12 Protest Songs That Capture the Activist Spirit of 2018
A playlist to keep you going in your activism.
From the use of folk songs during the Vietnam War protests of the 1960s and 70s to the blaring of Kendrick Lamar’s “Alright” during Black Lives Matter marches, music seems to be indispensable to the world of activism.
Oftentimes, music plays a double role in political movements — spurring action and then bringing together disparate groups with a cohesive rallying cry.
This year, many artists responded to growing political trends like climate change, immigration, and the pursuit of racial equality with calls to action, balms for the spirit, and songs of reflection.
Here are 12 songs that captured the activist spirit of 2018.
1-4) Global Citizen EP I by Los Unidades
- “Rise Up” featuring Nelson Mandela
- “E-Lo” featuring Pharrell Williams and Jozzy
- “Timbuktu” featuring Cassper Nyovest, Stormzy, Jess Kent
- “Voodoo” featuring Tiwa Savage, Wizkid, Danny Ocean, David Guetta, Stargate
The Global Citizen Ep I is a celebration of global sounds and a persistent call to action. In the opening track “Rise Up,” the words of human rights legend Nelson Mandela can be heard over a jazzy, funky beat, and in “Timbuktu” Cassper Nyovest and Stormzy join Los Unidades for a song about looking toward the future with hope.
5) Janelle Monáe “Crazy, Classic Life”
Janelle Monáe’s latest album “Dirty Computer” is her most political to date, exploring issues ranging from racial injustice, gender inequality, and climate change.
In “Crazy, Classic Life,” Monáe imagines a world where being black isn’t stigmatized and marginalized, while also reckoning with the inequalities that currently abound in the US.
6) Meek Mill “Stay Woke” featuring Miguel
Meek Mill’s first song after being released from prison earlier this year, “Stay Woke” is a searing indictment of the US criminal justice system and racial injustice more broadly.
“Stay Woke” is a song about overcoming adversity and activists from all walks of life can take inspiration from the chorus.
“Though it's designed for us to fail, yeah / We still prevail through the hell, yeah / Can you believe it? We're still undefeated / Though it's designed for us to lose / Nothing, nothing, nothing's impossible, no / Believe it, we're still undefeated”

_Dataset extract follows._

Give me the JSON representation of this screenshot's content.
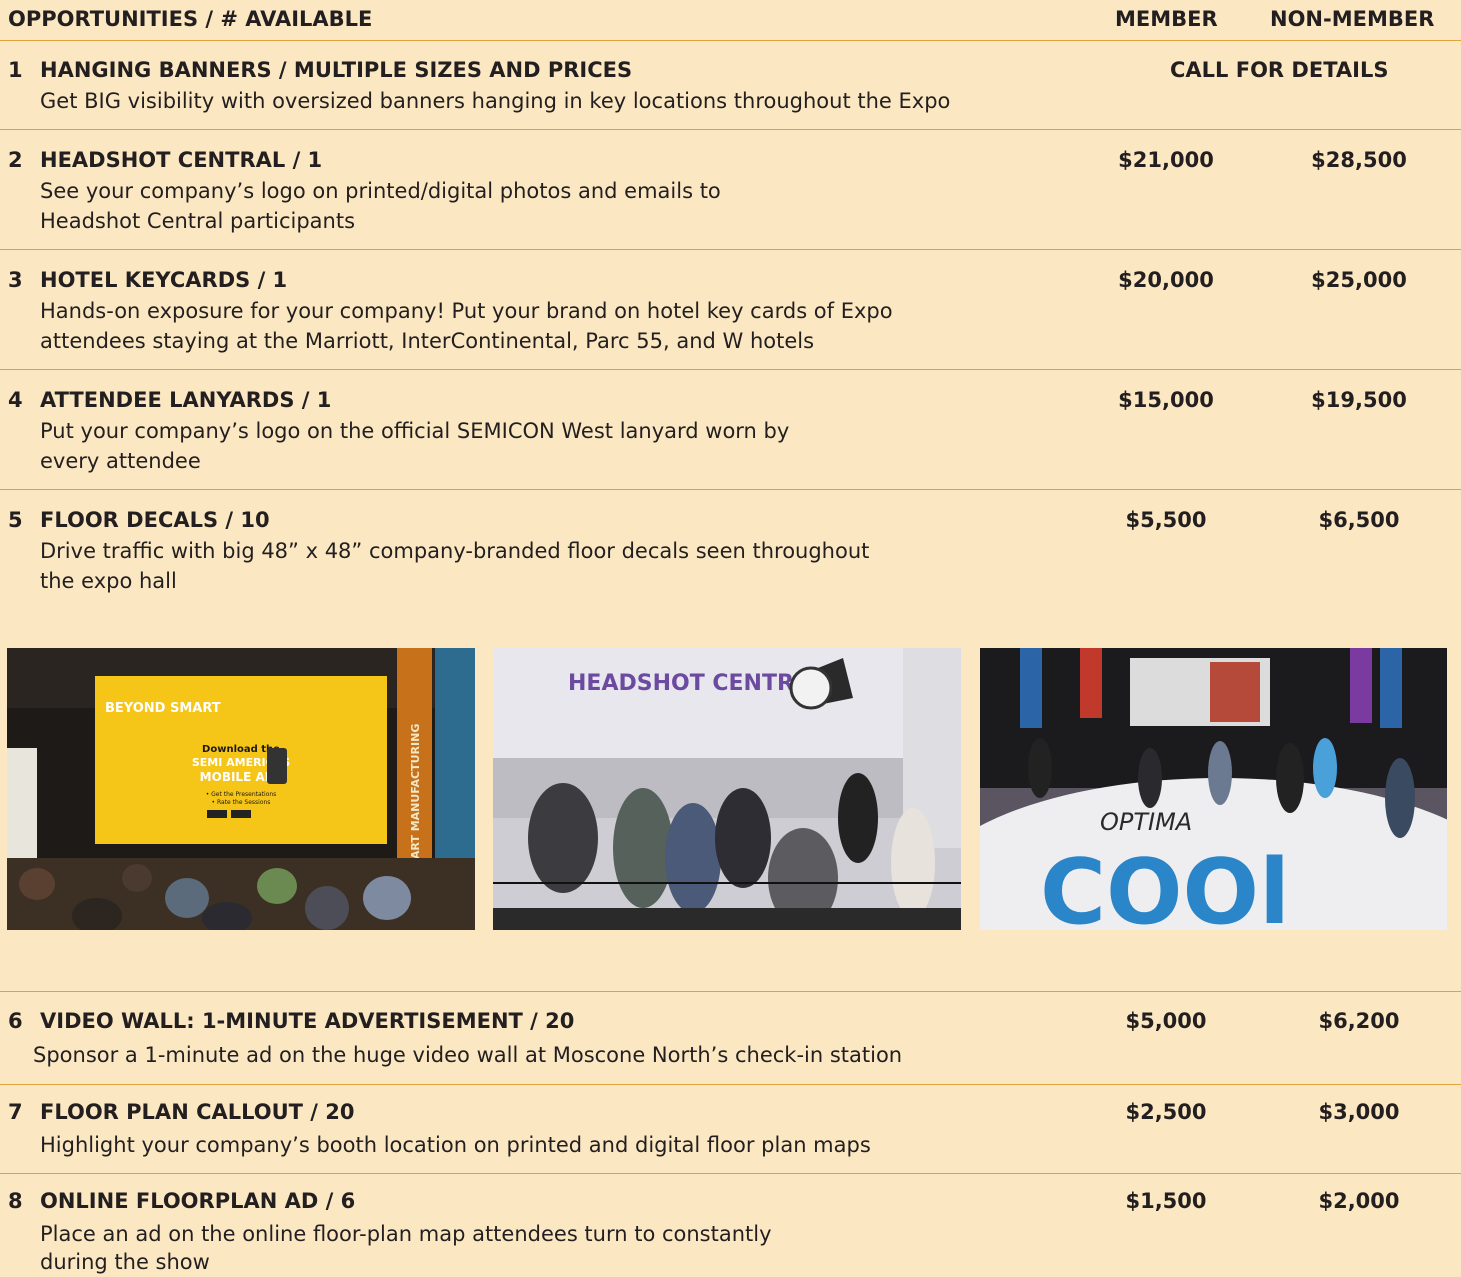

7) Kamasi Washington “Fists of Fury”
This epic, nearly 10-minute song showcases Kamasi Washington’s virtuosity as a musician and bandleader, but it’s also a rousing call to action once the lyrics begin.
“I use hands / To help my fellow man / I use hands / To do just what I can / And when I'm faced / with unjust injury / Then I change my hands / To fists of fury.”
8) The Carters “The Black Effect”
The first collaborative album by JAY-Z and Beyoncé shows the two icons at the height of their skills as they look back on their lives and exult in their stardom.
“Black Effect” is perhaps the most political song on the album and features the two artists referencing freedom riders, Malcolm X, and Martin Luther King Jr., as they rap about the black experience in the US and condemn police brutality.
9) Thom Yorke “Hands Off the Antarctic”
Thom Yorke’s Radiohead has always explored dark subject matter and in “Hands Off the Antarctic,” he gets to think about the consequences of climate change through a partnership with Greenpeace in support of the environmental group’s efforts to protect the Antarctic. With a simple synth and drum machine arrangement and a soaring choral undertone, the song evokes the menacing advance of climate change and the grandeur of the environment.
“There are some places on this planet that are meant to stay raw and wild and not destroyed by humanity’s footprint," Yorke told the Independent.
“This track is about stopping the relentless march of those heavy footsteps," he added. "The Antarctic is a true wilderness and what happens there affects us all. That’s why we should protect it.”
10) Logic “One Day”
“One Day” is a classic rags to riches story of triumphing against the odds, but it gains a sobering political dimension through its music video which features two stories that eventually collide. In the first story, we see a Mexican family being detained and forcibly separated at the US border and follow the son through American foster homes. Alongside this tale is the story of a boy growing up in a white supremacist household who eventually embraces this bigoted worldview.
11) Noname “Blaxploitation”
Equal parts wry, jaded, and excited, “Blaxploitation” showcases Noname’s nimble wordplay as she thinks about what it means to be black in America.
12) The 1975 “Love It If We Made It”
Too many think pieces have been written on the nonstop nature of politics in the age of social media, but The 1975 frontman Matthew Healy nonetheless tries to distill the chaotic experience of going online in “Love It If We Made It.” Although the song seems to dwell in nihilism, it’s ultimately hopeful that the Internet’s toxic patterns can be overcome.